“They want to show company owners that they are going to punish any businessman in any part of the world,” Mr. Bitkov said, explaining why he believes the bank has pursued them for so long over what he called false charges.
Harvey Pacay, a Guatemalan lawyer for VTB in the case, said the bank’s concern was strictly business related. “Our principal objective in this case was really for the investigation into the false documents, and then their expulsion so that they can be judged in their own country,” he said.
“We don’t know if they face political persecution, if they have problems with Vladimir Putin,” Mr. Pacay added.
The couple’s account of the case against them in Russia echoes the pattern of other corporate raids in that country. Company owners targeted by rivals or even by government officials often face a legal onslaught and the threat of prison time, intended to force them out.
The Bitkovs said their problems began in 2006 after they refused to collaborate with Georgi V. Boos, the new governor of Kaliningrad, where they were one of the largest employers.
Ms. Bitkova said she had declined an invitation from the deputy governor to act as the regional representative for Mr. Putin’s party. “We didn’t want to become their puppets,” her husband said.
Threats grew over the next two years, the Bitkovs said. The couple said Anastasia was kidnapped when she was 16, and was found three days later, only after they paid $200,000 to the police. They then sent her to study in Britain.
There were demands for money to be paid to offshore accounts, Mr. Bitkov said, and threats of jail for failure to comply. As costs rose in the paper industry, the banks began to cut off credit.
In April 2008, the couple left.
Days later, Sberbank, Gazprombank and VTB, the state-owned banks that had lent their company hundreds of millions of dollars, gave the Bitkovs 48 hours to pay. Negotiations from abroad failed, and criminal cases were opened against the couple.
The banks took over the company, laying off employees and selling most of the assets, actions that made no sense economically, the couple said.
“I can sincerely say that we lost everything,” Mr. Bitkov said.
Mr. Boos, the former governor, rejected the Bitkovs’ accusations against him and said their troubles were not politically motivated. He said their business could not withstand multiple pressures, including a shortage of wood.
“I don’t think there was a conspiracy,” he said. “When the crisis hit, the banks became more demanding.”
After the couple’s arrest in January 2015, though, Russian newspaper coverage described the Bitkovs as criminals. Pavel A. Astakhov, Russia’s child rights commissioner, announced concern for the Bitkovs’ son, Vladimir, and suggested that he receive a Russian passport.
“They get you where it hurts most,” said Ms. Bitkova, who fears Vladimir could be sent to Russia.
Although many Russians in similar situations seek asylum in Britain, the Bitkovs said they had worried they might not be accepted. They found an easier and cheaper solution: a company that advertised legal Guatemalan documents.

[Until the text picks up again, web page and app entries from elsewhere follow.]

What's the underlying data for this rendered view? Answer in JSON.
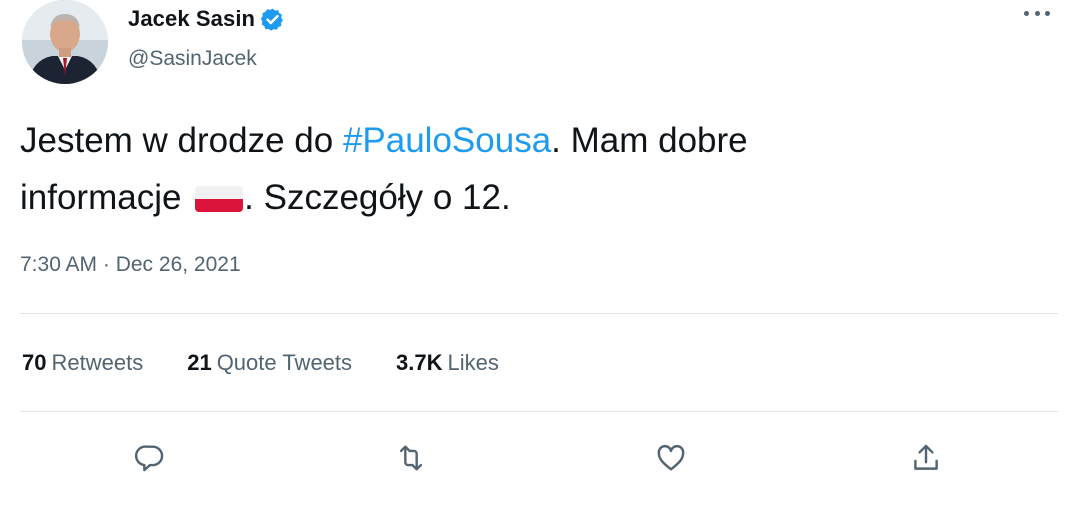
{
  "author": {
    "display_name": "Jacek Sasin",
    "handle": "@SasinJacek",
    "verified": true
  },
  "tweet": {
    "text_part1": "Jestem w drodze do ",
    "hashtag": "#PauloSousa",
    "text_part2": ". Mam dobre",
    "text_part3": "informacje ",
    "flag_icon": "poland-flag-icon",
    "text_part4": ". Szczegóły o 12."
  },
  "meta": {
    "timestamp": "7:30 AM · Dec 26, 2021"
  },
  "stats": {
    "retweets_count": "70",
    "retweets_label": "Retweets",
    "quotes_count": "21",
    "quotes_label": "Quote Tweets",
    "likes_count": "3.7K",
    "likes_label": "Likes"
  },
  "icons": {
    "reply": "reply-icon",
    "retweet": "retweet-icon",
    "like": "heart-icon",
    "share": "share-icon",
    "more": "more-icon",
    "verified": "verified-badge-icon"
  },
  "colors": {
    "accent": "#1d9bf0",
    "text": "#0f1419",
    "secondary": "#536471"
  }
}
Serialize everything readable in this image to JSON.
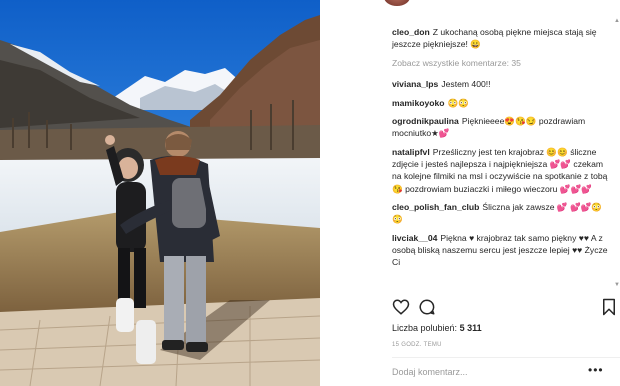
{
  "photo": {
    "icon": "travel-photo",
    "colors": {
      "sky": "#1f6fd0",
      "snow": "#eef3f8",
      "grass": "#9a7a4a",
      "mountain": "#3d3a36"
    }
  },
  "comments": {
    "caption": {
      "user": "cleo_don",
      "text": "Z ukochaną osobą piękne miejsca stają się jeszcze piękniejsze! 😀"
    },
    "view_all": "Zobacz wszystkie komentarze: 35",
    "items": [
      {
        "user": "viviana_lps",
        "text": "Jestem 400!!"
      },
      {
        "user": "mamikoyoko",
        "text": "😳😳"
      },
      {
        "user": "ogrodnikpaulina",
        "text": "Pięknieeee😍😘😏 pozdrawiam mocniutko★💕"
      },
      {
        "user": "natalipfvl",
        "text": "Prześliczny jest ten krajobraz 😊😊 śliczne zdjęcie i jesteś najlepsza i najpiękniejsza 💕💕 czekam na kolejne filmiki na msl i oczywiście na spotkanie z tobą 😘 pozdrowiam buziaczki i miłego wieczoru 💕💕💕"
      },
      {
        "user": "cleo_polish_fan_club",
        "text": "Śliczna jak zawsze 💕 💕💕😳😳"
      },
      {
        "user": "livciak__04",
        "text": "Piękna ♥ krajobraz tak samo piękny ♥♥ A z osobą bliską naszemu sercu jest jeszcze lepiej ♥♥ Życze Ci"
      }
    ]
  },
  "actions": {
    "like_icon": "heart-icon",
    "comment_icon": "comment-icon",
    "save_icon": "bookmark-icon"
  },
  "likes": {
    "label": "Liczba polubień:",
    "count": "5 311"
  },
  "time": "15 GODZ. TEMU",
  "add_comment": {
    "placeholder": "Dodaj komentarz...",
    "more": "•••"
  }
}
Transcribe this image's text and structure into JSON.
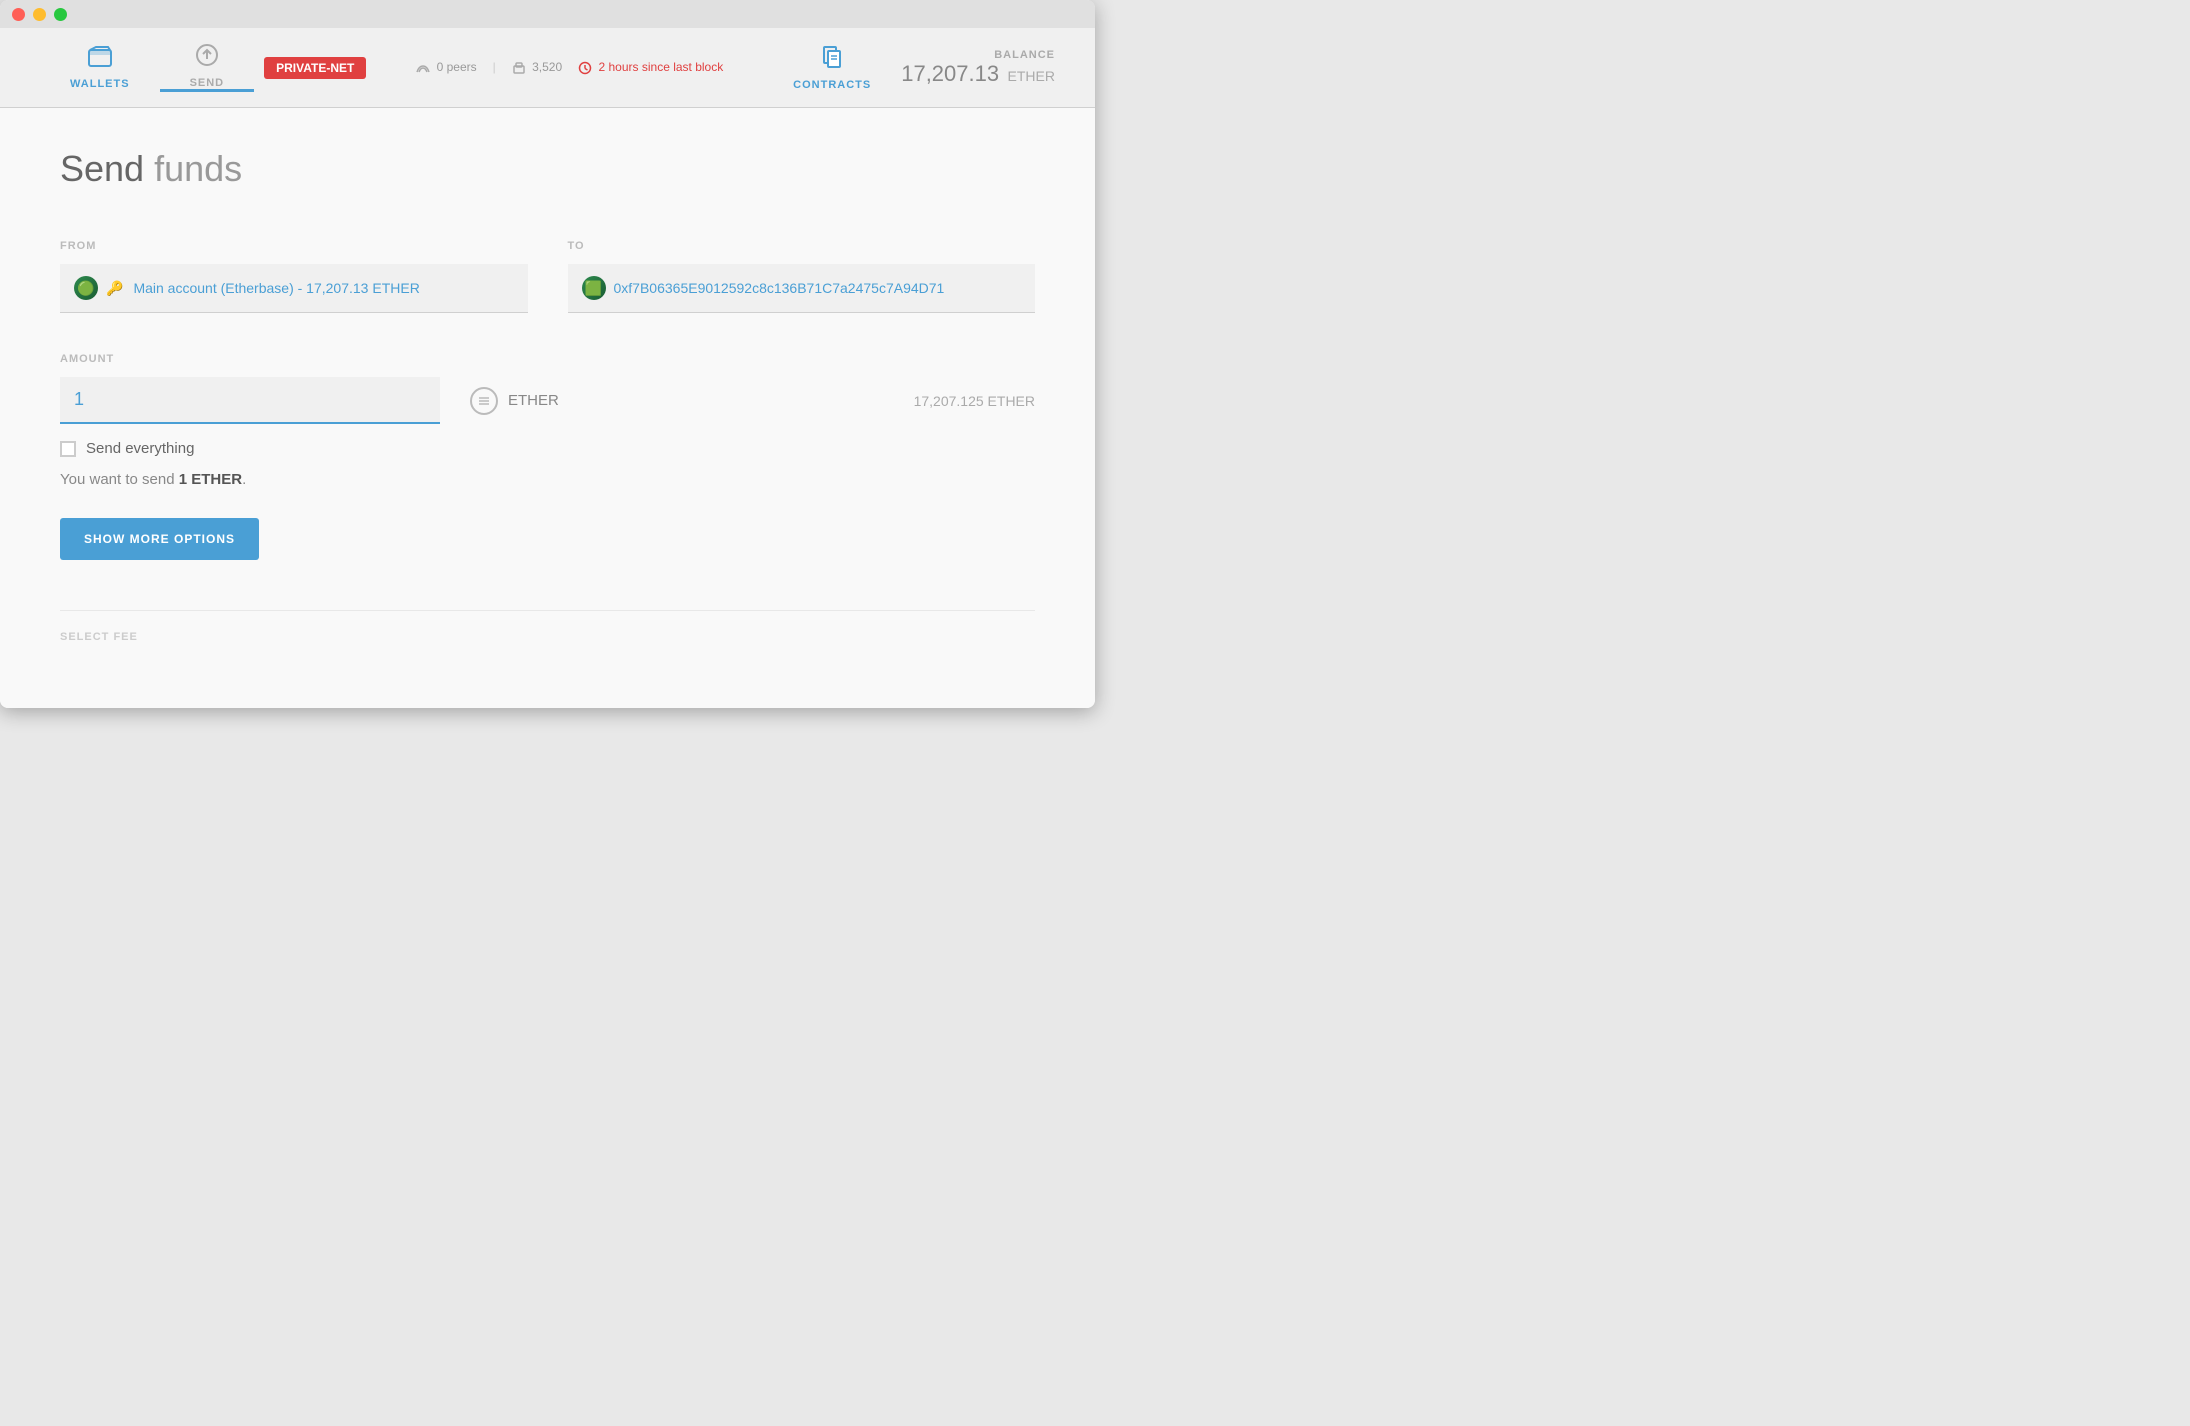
{
  "window": {
    "traffic": {
      "close": "close",
      "minimize": "minimize",
      "maximize": "maximize"
    }
  },
  "navbar": {
    "wallets_label": "WALLETS",
    "send_label": "SEND",
    "network_badge": "PRIVATE-NET",
    "status": {
      "peers": "0 peers",
      "blocks": "3,520",
      "time": "2 hours since last block"
    },
    "contracts_label": "CONTRACTS",
    "balance_label": "BALANCE",
    "balance_value": "17,207.13",
    "balance_currency": "ETHER"
  },
  "page": {
    "title_bold": "Send",
    "title_light": " funds"
  },
  "form": {
    "from_label": "FROM",
    "from_account": "Main account (Etherbase) - 17,207.13 ETHER",
    "to_label": "TO",
    "to_address": "0xf7B06365E9012592c8c136B71C7a2475c7A94D71",
    "amount_label": "AMOUNT",
    "amount_value": "1",
    "currency_label": "ETHER",
    "available_balance": "17,207.125 ETHER",
    "send_everything_label": "Send everything",
    "send_summary_prefix": "You want to send ",
    "send_summary_bold": "1 ETHER",
    "send_summary_suffix": ".",
    "show_more_options": "SHOW MORE OPTIONS",
    "select_fee_label": "SELECT FEE"
  }
}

They flew to Guatemala and acquired passports under assumed names in government offices in 2009.
“Why can’t I receive a document to save my life, that of my wife and of my daughter?” Mr. Bitkov said. “I got the document in a public place, not in a warehouse.”

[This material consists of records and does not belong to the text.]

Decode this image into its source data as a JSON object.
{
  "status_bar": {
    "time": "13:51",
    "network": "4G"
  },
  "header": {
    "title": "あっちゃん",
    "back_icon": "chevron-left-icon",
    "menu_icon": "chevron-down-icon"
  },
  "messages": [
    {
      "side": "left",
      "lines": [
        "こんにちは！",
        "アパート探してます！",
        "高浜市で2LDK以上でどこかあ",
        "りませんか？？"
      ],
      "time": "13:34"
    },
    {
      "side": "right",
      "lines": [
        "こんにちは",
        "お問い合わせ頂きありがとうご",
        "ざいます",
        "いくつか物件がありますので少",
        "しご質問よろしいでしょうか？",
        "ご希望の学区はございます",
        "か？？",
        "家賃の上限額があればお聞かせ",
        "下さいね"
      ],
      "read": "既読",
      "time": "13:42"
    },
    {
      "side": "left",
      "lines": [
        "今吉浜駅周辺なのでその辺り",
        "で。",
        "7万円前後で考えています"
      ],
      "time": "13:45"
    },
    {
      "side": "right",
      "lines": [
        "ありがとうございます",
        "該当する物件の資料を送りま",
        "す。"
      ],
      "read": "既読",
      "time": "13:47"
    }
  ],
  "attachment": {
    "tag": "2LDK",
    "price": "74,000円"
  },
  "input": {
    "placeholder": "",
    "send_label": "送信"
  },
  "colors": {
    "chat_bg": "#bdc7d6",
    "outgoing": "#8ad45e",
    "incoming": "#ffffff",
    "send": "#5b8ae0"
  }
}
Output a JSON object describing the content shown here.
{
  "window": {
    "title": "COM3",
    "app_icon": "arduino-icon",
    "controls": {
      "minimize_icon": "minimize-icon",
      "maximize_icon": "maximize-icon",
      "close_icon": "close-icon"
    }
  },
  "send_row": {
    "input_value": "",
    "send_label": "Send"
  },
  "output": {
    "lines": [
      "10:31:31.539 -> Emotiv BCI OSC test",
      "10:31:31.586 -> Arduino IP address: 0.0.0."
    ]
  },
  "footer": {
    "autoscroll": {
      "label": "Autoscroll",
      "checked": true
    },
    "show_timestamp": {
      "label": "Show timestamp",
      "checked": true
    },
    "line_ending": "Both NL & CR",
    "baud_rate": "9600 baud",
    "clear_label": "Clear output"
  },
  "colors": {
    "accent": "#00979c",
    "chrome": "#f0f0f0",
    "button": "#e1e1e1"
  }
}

Such arguments sound disingenuous to prosecutors. “In what country in the world do you pay for your nationality?” said Diego Alvarez, a spokesman for Cicig.
Feeling safe, the Bitkovs did little to hide their presence in Guatemala. They bought a house in a gated community. Mr. Bitkov’s mother came, and the family posted excerpts online from a reality show featuring Anastasia.

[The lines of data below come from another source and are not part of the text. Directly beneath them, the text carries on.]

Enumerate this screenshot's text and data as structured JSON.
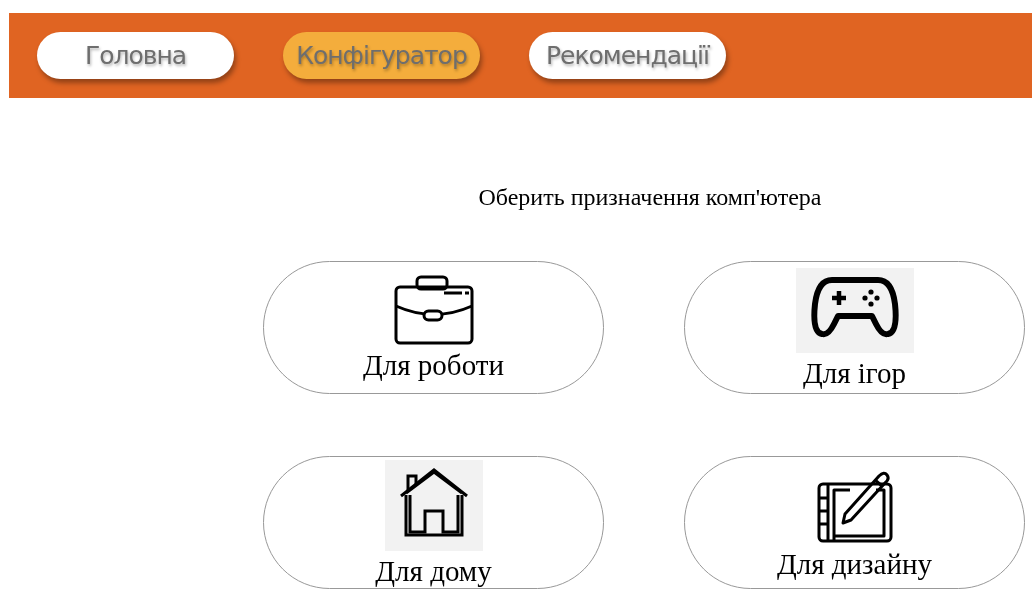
{
  "nav": [
    {
      "label": "Головна",
      "selected": false
    },
    {
      "label": "Конфігуратор",
      "selected": true
    },
    {
      "label": "Рекомендації",
      "selected": false
    }
  ],
  "heading": "Оберить призначення комп'ютера",
  "options": [
    {
      "kind": "work",
      "label": "Для роботи"
    },
    {
      "kind": "games",
      "label": "Для ігор"
    },
    {
      "kind": "home",
      "label": "Для дому"
    },
    {
      "kind": "design",
      "label": "Для дизайну"
    }
  ]
}
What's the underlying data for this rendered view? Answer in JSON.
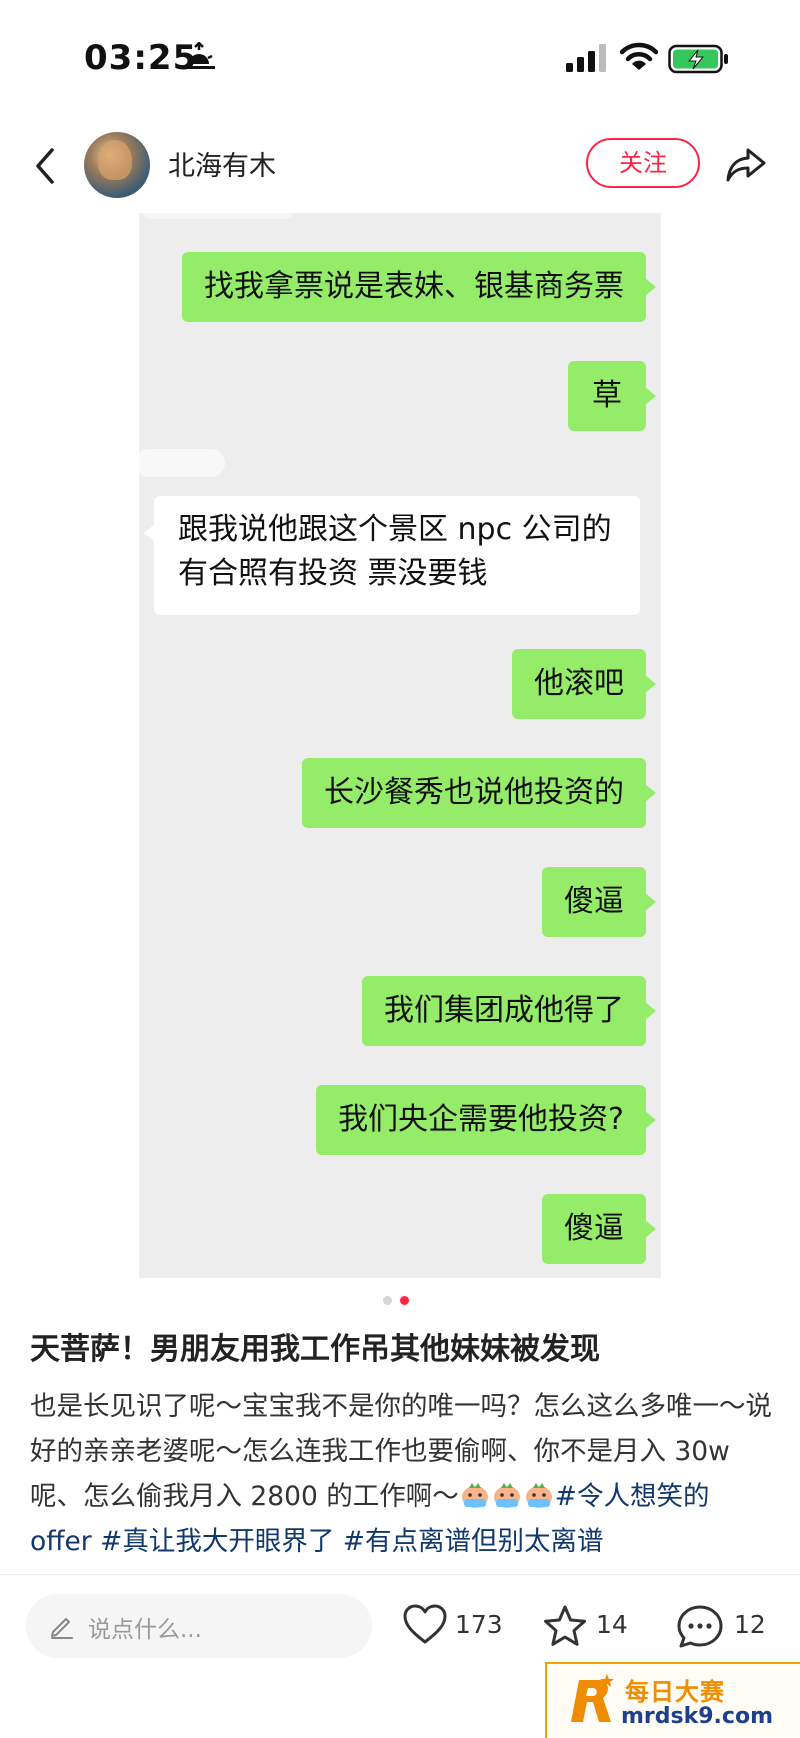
{
  "status_bar": {
    "time": "03:25"
  },
  "header": {
    "author": "北海有木",
    "follow_label": "关注"
  },
  "chat_messages": [
    {
      "side": "right",
      "text": "找我拿票说是表妹、银基商务票"
    },
    {
      "side": "right",
      "text": "草"
    },
    {
      "side": "left",
      "lines": [
        "跟我说他跟这个景区 npc 公司的",
        "有合照有投资 票没要钱"
      ]
    },
    {
      "side": "right",
      "text": "他滚吧"
    },
    {
      "side": "right",
      "text": "长沙餐秀也说他投资的"
    },
    {
      "side": "right",
      "text": "傻逼"
    },
    {
      "side": "right",
      "text": "我们集团成他得了"
    },
    {
      "side": "right",
      "text": "我们央企需要他投资?"
    },
    {
      "side": "right",
      "text": "傻逼"
    }
  ],
  "pager": {
    "active_index": 1,
    "total": 2
  },
  "post": {
    "title": "天菩萨！男朋友用我工作吊其他妹妹被发现",
    "body": "也是长见识了呢～宝宝我不是你的唯一吗？怎么这么多唯一～说好的亲亲老婆呢～怎么连我工作也要偷啊、你不是月入 30w呢、怎么偷我月入 2800 的工作啊～",
    "tags": [
      "#令人想笑的 offer",
      "#真让我大开眼界了",
      "#有点离谱但别太离谱"
    ]
  },
  "bottom_bar": {
    "comment_placeholder": "说点什么...",
    "likes": "173",
    "favorites": "14",
    "comments": "12"
  },
  "watermark": {
    "title": "每日大赛",
    "url": "mrdsk9.com"
  },
  "colors": {
    "accent": "#ff2442",
    "bubble_green": "#95ec69",
    "chat_bg": "#ededed",
    "tag_blue": "#13386c"
  }
}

“If I hadn’t been in such a complicated situation, I would have given it more thought,” Irina Bitkova said of the easy solution the family was promised in Guatemala. “Maybe it was the fear that pushed us.”
Because of an editing error, a picture caption in an earlier version of this article misstated the circumstances under which Irina Bitkova and her daughter, Anastasia, were staying at a Guatemalan hospital. They were being held in detention there last year, not in hiding.